DEAR DR. ROACH: My youngest daughter gave birth this past Friday to a baby girl. She was supposed to leave the hospital today, but her blood pressure is very high and they say she has postpartum pre-eclampsia. I’m very worried. They are keeping her in the hospital for another day. The baby is fine, but I’m concerned about my daughter. What do you think about it? — R.H.
ANSWER: Pre-eclampsia is high blood pressure during pregnancy, happening after five months’ gestation. It is associated with swelling and protein in the urine, and occasionally with low platelets and liver damage. A dreaded complication is when it affects the brain, causing headache and visual changes, and possibly seizures (at which point it is “eclampsia”). Treatment involves lowering the high blood pressure with medicines that are safe to use in pregnancy. When pre-eclampsia is severe, definitive treatment is delivery of the baby.
Development of pre-eclampsia after delivery is very rare, but it can occur up to four weeks after delivery. The hard part usually is diagnosing it; since it is rare, non-expert doctors tend to think it can’t happen after delivery. Once diagnosed, treatment is straightforward: lower the blood pressure and prevent seizures, often with magnesium for a day or two while in the hospital. Your daughter should be fine, but probably will have to stay a day or two more in the hospital for treatment.

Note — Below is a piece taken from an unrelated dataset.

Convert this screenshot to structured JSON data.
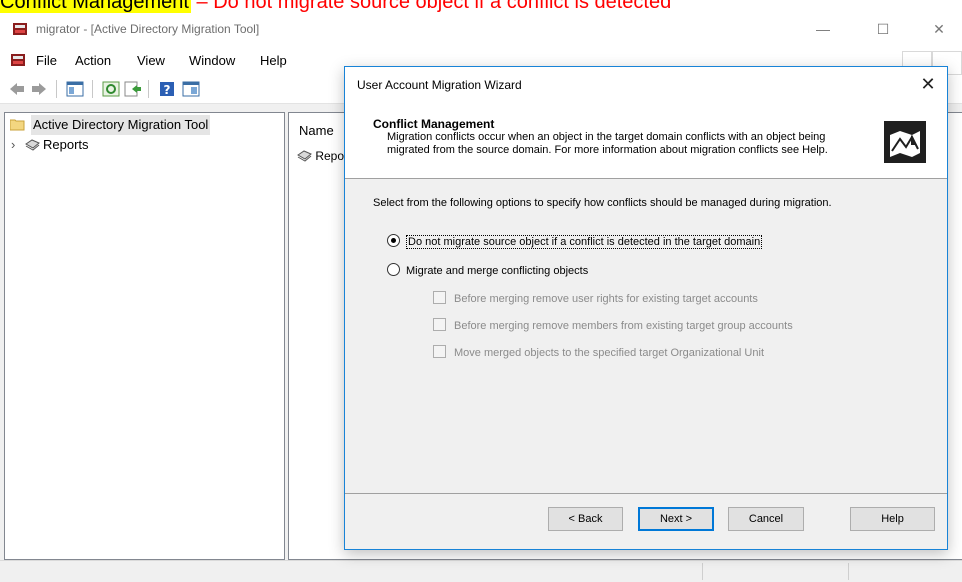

DEAR DR. ROACH: My dermatologist and doctor both diagnosed me with Schamberg’s disease (leaky blood vessels). Everything I’ve been told and read on the Internet says there is no cure and that it is not dangerous in any way. I suppose I’m an optimist, because I refuse to believe that there is nothing that can be done. The ugly spots on my legs are disheartening. I haven’t read anything about this condition in your column and was wondering if you have any suggestions. — J.D.